A steep ascent leads up to Beit-Lahm, “the house of flesh,” a phonetic accommodation of the ancient name Bethlehem, “the house of bread.” The hillsides are irregularly scarped with terraces sweeping round the eastern shoulder, on which are many gnarled and silver-grey olive-trees, while many a fig-tree occupies any spare corner, and vines are trained over the irregular walls of the terraces. . . . All bespeaks a care and cultivation uncommon in Palestine, for the inhabitants of the little town above are Christians, and till the soil with perseverance and patience unknown to their Moslem neighbours. . . . The town itself, no longer walled, is still confined within its ancient limits. There are no suburbs, and in fact, planted on the crest of a narrow spur that projects eastward from the central ridge and then abruptly breaks off, it has no room to expand.

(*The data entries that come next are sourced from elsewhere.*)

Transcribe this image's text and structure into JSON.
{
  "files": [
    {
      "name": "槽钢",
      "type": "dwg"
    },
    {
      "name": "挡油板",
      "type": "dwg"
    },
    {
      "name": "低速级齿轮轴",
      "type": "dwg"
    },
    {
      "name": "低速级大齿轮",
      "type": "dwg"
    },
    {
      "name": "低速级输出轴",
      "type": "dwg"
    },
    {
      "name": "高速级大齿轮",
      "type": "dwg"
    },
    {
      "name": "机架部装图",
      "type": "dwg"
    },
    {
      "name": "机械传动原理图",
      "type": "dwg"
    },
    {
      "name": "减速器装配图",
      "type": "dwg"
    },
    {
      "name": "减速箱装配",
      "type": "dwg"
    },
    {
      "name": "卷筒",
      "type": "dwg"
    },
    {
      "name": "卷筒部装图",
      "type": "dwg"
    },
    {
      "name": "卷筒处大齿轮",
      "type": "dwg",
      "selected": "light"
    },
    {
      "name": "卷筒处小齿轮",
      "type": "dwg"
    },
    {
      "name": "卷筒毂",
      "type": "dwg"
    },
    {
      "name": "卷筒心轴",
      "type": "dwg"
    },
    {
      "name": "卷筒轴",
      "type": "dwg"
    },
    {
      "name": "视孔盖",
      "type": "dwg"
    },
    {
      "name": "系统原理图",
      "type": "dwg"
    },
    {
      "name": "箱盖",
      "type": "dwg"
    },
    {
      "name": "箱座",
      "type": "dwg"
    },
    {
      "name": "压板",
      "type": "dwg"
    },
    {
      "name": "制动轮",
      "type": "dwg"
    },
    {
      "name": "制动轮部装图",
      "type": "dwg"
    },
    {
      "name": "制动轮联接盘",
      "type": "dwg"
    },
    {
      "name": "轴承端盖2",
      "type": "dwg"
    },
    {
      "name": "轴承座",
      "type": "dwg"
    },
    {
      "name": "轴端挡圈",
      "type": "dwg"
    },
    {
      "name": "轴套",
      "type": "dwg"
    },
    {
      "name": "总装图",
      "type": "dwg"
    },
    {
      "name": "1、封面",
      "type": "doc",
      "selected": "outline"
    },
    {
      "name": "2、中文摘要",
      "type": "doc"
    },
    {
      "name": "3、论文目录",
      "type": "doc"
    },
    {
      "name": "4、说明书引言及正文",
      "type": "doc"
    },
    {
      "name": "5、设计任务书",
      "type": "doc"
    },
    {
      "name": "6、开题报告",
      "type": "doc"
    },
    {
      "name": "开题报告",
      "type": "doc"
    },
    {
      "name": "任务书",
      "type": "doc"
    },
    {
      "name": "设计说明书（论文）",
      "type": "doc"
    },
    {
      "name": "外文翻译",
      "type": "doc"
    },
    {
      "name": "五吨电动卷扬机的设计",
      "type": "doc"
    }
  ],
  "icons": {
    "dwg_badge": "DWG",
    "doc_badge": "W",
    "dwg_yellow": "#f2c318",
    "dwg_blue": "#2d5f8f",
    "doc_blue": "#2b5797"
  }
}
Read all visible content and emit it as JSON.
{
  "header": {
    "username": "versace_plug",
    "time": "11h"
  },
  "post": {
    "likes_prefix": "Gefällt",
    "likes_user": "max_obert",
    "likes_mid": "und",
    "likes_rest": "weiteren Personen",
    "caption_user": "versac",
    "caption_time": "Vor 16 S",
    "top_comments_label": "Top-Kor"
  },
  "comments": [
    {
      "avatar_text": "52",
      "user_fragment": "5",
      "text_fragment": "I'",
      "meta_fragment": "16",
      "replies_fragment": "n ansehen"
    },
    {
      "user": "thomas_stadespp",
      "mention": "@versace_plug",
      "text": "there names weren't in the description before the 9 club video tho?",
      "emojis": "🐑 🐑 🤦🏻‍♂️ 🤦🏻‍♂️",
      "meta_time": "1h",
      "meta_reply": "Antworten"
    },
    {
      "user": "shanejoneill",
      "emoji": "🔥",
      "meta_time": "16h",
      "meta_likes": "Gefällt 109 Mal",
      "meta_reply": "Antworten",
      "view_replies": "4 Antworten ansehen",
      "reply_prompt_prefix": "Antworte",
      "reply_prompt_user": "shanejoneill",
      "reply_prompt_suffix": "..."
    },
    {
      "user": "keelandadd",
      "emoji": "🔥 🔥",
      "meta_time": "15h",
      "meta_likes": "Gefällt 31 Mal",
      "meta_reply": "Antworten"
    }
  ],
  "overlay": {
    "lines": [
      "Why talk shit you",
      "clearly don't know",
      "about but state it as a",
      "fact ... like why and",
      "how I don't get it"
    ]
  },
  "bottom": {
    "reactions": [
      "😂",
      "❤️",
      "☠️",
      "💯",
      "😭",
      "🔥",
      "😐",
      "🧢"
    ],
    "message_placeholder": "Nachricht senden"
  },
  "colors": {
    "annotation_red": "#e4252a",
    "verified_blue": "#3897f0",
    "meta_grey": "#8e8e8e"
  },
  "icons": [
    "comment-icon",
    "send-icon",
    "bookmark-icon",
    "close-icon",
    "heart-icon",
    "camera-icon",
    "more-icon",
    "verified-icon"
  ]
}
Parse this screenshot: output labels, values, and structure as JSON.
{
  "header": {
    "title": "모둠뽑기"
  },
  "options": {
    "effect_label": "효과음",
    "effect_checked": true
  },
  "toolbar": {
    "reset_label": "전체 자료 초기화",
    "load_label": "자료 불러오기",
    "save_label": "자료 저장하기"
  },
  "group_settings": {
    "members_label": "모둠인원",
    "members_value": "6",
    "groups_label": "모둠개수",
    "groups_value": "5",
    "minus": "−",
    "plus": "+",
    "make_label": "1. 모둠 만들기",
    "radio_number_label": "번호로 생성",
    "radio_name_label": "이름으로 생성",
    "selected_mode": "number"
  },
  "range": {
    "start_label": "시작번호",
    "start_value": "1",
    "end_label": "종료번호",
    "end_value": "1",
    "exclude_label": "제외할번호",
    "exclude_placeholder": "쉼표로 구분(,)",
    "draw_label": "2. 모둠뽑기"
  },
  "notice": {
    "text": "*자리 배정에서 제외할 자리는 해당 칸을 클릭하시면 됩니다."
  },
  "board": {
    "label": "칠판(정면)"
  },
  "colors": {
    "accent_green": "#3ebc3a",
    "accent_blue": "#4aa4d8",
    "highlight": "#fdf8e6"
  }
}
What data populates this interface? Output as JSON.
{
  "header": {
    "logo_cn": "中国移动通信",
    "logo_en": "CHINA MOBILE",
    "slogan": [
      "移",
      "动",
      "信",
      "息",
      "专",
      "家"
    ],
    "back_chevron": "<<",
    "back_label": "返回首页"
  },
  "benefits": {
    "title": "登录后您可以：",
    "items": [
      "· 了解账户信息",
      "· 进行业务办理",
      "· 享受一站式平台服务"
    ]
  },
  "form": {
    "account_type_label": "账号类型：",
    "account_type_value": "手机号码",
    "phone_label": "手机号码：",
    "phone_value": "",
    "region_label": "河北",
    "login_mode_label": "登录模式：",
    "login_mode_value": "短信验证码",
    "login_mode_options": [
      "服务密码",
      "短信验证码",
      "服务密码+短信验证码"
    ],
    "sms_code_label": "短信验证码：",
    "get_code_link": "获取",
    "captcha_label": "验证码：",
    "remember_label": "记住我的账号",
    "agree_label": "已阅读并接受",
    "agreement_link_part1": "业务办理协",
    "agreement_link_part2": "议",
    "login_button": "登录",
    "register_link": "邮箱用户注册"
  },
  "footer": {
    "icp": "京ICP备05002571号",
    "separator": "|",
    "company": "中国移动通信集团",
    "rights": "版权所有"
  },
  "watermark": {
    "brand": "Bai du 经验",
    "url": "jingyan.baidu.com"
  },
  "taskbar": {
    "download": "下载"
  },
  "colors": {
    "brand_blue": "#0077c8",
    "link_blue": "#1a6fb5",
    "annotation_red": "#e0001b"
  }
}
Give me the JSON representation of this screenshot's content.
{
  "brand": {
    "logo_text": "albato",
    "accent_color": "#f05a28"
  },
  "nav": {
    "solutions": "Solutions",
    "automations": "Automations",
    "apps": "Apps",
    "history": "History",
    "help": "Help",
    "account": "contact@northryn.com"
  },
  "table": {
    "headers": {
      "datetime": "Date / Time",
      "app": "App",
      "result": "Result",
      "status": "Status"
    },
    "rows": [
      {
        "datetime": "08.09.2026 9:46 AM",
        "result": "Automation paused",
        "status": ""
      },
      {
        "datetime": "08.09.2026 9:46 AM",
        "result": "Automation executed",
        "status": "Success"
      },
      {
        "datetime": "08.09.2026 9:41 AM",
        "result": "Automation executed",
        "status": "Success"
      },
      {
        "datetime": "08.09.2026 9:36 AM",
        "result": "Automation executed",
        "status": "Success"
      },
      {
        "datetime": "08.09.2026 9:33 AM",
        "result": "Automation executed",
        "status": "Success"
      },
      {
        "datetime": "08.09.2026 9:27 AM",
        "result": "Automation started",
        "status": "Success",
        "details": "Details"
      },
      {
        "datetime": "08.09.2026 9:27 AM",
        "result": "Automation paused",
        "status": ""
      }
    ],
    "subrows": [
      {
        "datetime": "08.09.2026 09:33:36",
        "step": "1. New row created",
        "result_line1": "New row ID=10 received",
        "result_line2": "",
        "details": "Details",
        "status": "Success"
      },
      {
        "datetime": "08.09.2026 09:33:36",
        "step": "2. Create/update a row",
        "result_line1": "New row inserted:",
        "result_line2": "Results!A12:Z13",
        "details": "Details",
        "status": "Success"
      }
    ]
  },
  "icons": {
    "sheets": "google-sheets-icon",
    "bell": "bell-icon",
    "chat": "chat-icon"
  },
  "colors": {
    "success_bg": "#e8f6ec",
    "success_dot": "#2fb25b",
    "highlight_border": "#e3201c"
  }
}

The white chalky ridge crowned with the long narrow street, with various alleys on either side of it, presents us with one of the few remaining specimens of an old Jewish city, for, excepting in the disappearance of the wall, it is probably unchanged in architecture and arrangement from what it was in the days of David. (Source: Picturesque Palestine, vol. 1, p. 123.)

The modern name Beit-Lahm, “House of Flesh,” is somewhat different in sound and meaning from the ancient Hebrew Beth-Lehem, “House of Bread;” but it is doubtless a popular corruption, such as one frequently meets with in Palestine. In olden times the town was called Beth-lehem Judah, to distinguish it from another Beth-lehem in Zebulun. It was also called Ephratah, “the Fruitful;” probably for the same reason that the name “House of Bread” had been given to it. . . . On the eastern brow of the ridge, separated from the crowded village by an open esplanade, is the convent, like a large, feudal castle. It is a huge pile, consisting of the Church of the Nativity and the three convents—Latin, Greek, and Armenian—abutting on its north, east, and south sides. The site is most commanding, the view from it embracing a large section of the wilderness of Judea, the Jordan valley and Dead Sea, and the purple-tinted mountain-chain of Moab and Gilead stretching like a great wall along the horizon, north and south, far as the eye can see. (Source: Jerusalem, Bethany, and Bethlehem, pp. 113, 116-119.)

Bethlehem Marketplace

Soon Bethlehem, comes into view—a white-walled village of about three thousand inhabitants, all professedly Christians. They are, however, a turbulent, quarrelsome set, ever fighting amongst themselves or with their neighbours. In the disturbances which take place so frequently at Jerusalem, it is said that the ringleaders are commonly found to be Bethlehemites. The women are remarkable for personal beauty. I saw more handsome faces here in a few hours than elsewhere in the East in many days. . . . The men are strong, lithe, well-built fellows, and I saw several young shepherds, who were models of manly vigour. Here, as elsewhere in the East, the pastoral pipe is in constant use. . . . Bethlehem stands on the crest of a ridge of Jurassic limestone. As it is surrounded by higher hills, however, the view from it is not very extensive. Jerusalem, though only six miles distant, is hidden by an intervening height; but through the valleys stretching away eastward to the Dead Sea, fine views are gained of the mountains of Moab, and from the flat roof of the Latin Convent part of the Dead Sea itself is visible. (Source: Those Holy Fields, pp. 42-43.)

Bethlehem Shepherds’ Fields

“The place where the first ‘Gloria in excelsis’ was sung is probably farther east, where the bare hills of the wilderness begin, and a large tract is claimed by the Bethlehemites as a common pasturage. Here the sheep would be too far off to be led into the town at night; and exposed to the attacks of the wild beasts from the eastern ravines, where the wolf and the jackal still prowl, and where of old the yet more formidable lion and bear had their covert, they needed the shepherds’ watchful care during the winter and spring months, when alone pasturage is to be found on these bleak uplands.” (Source: Picturesque Palestine, vol. 1, p. 124.)